-------- Provided records --------
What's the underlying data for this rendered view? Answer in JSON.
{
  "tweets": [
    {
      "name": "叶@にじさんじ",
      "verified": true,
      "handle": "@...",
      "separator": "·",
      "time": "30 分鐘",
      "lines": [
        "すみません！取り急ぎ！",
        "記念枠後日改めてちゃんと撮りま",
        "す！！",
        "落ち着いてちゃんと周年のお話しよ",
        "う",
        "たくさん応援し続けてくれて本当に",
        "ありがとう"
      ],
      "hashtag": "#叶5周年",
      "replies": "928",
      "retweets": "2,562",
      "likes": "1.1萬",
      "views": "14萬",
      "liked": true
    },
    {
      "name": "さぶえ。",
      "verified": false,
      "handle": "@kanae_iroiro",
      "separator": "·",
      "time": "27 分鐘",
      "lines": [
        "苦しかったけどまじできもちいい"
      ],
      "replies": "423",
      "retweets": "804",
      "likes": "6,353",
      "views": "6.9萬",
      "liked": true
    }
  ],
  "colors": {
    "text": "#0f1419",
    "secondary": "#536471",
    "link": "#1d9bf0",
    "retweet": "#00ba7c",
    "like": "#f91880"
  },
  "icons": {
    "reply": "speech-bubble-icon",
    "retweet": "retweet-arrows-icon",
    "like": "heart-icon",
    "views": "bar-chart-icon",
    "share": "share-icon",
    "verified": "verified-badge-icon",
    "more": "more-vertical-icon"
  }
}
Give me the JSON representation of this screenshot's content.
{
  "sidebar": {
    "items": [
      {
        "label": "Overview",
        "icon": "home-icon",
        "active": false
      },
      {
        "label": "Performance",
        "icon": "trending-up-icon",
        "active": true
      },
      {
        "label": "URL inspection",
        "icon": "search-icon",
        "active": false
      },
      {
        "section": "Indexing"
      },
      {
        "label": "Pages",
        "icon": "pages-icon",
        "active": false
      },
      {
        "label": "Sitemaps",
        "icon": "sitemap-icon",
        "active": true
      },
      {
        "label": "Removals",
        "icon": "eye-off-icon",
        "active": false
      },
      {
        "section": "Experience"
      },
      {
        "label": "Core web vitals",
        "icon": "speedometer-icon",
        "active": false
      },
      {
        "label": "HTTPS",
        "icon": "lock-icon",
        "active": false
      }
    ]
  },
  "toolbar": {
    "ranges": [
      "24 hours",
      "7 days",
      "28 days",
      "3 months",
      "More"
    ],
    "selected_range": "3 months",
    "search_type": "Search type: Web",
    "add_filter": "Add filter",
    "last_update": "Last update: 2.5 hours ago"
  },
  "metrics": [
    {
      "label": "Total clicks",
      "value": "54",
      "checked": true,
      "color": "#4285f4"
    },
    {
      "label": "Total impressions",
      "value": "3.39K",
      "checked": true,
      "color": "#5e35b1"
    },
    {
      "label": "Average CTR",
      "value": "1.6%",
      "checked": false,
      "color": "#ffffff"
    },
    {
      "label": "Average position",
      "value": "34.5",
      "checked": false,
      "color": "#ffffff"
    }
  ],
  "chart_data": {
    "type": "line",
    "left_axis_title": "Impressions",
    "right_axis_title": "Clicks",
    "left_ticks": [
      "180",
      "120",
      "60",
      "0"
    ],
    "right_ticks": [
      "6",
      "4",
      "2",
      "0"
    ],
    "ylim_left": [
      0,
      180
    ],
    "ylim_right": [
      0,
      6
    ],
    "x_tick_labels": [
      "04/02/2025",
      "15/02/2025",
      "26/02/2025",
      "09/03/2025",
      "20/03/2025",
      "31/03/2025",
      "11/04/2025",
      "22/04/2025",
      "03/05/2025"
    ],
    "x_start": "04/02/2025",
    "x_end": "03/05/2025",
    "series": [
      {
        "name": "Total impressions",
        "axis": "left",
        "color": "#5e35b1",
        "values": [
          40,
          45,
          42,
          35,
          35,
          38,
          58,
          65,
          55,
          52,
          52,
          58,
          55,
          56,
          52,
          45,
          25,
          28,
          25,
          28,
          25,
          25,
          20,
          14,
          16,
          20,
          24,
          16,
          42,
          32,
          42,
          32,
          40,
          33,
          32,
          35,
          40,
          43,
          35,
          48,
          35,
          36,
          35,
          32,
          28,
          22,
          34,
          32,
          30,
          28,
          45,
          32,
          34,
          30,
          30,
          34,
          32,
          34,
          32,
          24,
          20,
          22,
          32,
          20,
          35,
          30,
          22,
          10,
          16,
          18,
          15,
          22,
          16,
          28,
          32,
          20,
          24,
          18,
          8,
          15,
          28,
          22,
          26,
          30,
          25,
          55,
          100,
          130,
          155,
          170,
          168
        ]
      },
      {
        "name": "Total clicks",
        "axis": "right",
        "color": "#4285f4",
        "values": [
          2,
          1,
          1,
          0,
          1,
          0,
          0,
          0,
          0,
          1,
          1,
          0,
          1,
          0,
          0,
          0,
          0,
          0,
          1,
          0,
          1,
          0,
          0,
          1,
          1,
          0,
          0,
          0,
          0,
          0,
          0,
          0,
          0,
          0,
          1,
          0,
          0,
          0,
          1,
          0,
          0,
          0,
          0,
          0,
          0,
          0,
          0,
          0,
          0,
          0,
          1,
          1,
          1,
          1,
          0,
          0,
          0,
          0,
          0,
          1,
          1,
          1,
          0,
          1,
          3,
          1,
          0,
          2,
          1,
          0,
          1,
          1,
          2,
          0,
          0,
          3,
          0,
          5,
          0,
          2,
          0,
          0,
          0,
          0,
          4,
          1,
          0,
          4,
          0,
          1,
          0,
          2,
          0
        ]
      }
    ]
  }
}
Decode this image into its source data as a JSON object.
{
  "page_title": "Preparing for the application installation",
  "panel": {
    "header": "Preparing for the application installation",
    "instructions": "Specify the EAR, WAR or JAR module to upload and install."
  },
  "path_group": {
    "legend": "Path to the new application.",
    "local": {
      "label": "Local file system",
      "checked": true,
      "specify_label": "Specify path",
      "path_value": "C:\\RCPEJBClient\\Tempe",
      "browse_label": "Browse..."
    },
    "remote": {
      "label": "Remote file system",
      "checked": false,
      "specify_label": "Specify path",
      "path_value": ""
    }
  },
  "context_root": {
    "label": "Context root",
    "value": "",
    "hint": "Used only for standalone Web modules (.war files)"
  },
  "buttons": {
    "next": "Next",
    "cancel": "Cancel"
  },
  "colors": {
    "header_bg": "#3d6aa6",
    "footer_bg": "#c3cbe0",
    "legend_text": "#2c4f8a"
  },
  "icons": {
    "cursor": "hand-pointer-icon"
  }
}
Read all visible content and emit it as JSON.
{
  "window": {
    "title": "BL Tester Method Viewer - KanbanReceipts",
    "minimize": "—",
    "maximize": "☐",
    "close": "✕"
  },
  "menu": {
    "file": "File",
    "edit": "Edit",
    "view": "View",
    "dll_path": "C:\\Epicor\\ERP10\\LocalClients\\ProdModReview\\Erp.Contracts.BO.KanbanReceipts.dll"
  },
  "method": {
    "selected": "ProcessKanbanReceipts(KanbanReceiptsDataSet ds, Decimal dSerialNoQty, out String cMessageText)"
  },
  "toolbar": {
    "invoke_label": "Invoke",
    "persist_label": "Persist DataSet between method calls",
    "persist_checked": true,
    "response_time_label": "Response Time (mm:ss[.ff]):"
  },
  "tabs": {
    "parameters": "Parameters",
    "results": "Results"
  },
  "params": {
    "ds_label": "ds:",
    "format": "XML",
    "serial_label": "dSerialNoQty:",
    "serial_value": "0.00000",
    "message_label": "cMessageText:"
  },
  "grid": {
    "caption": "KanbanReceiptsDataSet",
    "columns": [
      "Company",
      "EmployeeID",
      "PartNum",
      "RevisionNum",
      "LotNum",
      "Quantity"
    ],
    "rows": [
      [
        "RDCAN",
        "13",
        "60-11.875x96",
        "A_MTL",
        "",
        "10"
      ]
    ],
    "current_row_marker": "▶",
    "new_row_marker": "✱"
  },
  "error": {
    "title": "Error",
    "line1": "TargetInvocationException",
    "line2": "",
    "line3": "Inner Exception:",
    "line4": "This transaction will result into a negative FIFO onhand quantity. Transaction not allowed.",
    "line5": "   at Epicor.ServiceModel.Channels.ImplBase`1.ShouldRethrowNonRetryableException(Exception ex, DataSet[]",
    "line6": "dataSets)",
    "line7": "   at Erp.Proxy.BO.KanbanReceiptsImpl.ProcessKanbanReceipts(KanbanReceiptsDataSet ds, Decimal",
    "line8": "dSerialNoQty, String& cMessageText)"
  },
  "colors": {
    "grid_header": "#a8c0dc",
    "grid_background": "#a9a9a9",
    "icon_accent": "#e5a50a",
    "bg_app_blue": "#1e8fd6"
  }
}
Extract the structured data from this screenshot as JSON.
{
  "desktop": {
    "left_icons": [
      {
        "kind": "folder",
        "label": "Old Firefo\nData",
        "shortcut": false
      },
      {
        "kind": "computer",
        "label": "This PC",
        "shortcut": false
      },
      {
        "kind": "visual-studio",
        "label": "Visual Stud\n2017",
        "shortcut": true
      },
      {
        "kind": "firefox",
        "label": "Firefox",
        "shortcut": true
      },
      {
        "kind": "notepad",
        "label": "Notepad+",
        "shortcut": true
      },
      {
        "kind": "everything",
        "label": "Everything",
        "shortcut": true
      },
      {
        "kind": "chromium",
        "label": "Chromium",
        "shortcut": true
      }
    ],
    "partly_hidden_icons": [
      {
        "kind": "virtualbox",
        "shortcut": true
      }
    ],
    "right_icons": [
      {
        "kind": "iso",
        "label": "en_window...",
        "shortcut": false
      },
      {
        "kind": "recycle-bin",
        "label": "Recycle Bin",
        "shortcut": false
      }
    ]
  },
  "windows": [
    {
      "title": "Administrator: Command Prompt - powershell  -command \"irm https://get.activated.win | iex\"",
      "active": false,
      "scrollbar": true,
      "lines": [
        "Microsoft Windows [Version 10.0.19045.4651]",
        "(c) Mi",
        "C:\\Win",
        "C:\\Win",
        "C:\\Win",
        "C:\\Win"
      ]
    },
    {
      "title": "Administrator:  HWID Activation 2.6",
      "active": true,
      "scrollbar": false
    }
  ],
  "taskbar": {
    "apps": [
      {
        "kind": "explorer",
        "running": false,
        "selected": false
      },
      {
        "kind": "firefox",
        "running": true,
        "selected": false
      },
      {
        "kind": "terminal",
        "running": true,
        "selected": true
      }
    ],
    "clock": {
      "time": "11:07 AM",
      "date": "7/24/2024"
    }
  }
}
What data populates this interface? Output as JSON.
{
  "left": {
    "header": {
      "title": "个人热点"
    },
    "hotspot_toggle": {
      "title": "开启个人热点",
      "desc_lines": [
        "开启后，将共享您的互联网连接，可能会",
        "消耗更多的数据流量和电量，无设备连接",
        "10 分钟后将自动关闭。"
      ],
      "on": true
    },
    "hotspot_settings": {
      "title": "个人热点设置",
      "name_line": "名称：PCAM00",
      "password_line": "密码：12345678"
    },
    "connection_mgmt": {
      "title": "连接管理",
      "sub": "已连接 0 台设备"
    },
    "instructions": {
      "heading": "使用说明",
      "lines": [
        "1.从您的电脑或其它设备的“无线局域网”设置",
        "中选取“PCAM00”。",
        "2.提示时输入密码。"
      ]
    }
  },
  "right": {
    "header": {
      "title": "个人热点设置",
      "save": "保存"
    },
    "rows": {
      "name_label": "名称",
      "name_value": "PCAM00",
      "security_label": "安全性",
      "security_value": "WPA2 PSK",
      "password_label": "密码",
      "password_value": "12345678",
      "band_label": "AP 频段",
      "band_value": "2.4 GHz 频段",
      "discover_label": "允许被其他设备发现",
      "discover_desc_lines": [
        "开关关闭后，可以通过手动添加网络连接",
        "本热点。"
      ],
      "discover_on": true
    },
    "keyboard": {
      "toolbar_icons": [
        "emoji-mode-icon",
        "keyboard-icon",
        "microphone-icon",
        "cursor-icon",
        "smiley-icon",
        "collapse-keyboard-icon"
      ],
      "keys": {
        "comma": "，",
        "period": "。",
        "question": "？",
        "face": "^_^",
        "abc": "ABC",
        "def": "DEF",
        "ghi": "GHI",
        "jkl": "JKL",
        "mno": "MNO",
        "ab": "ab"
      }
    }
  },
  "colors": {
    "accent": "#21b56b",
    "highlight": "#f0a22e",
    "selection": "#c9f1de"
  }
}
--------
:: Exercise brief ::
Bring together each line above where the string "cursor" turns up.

:: Completed task ::
    "cursor": "hand-pointer-icon"
        "cursor-icon",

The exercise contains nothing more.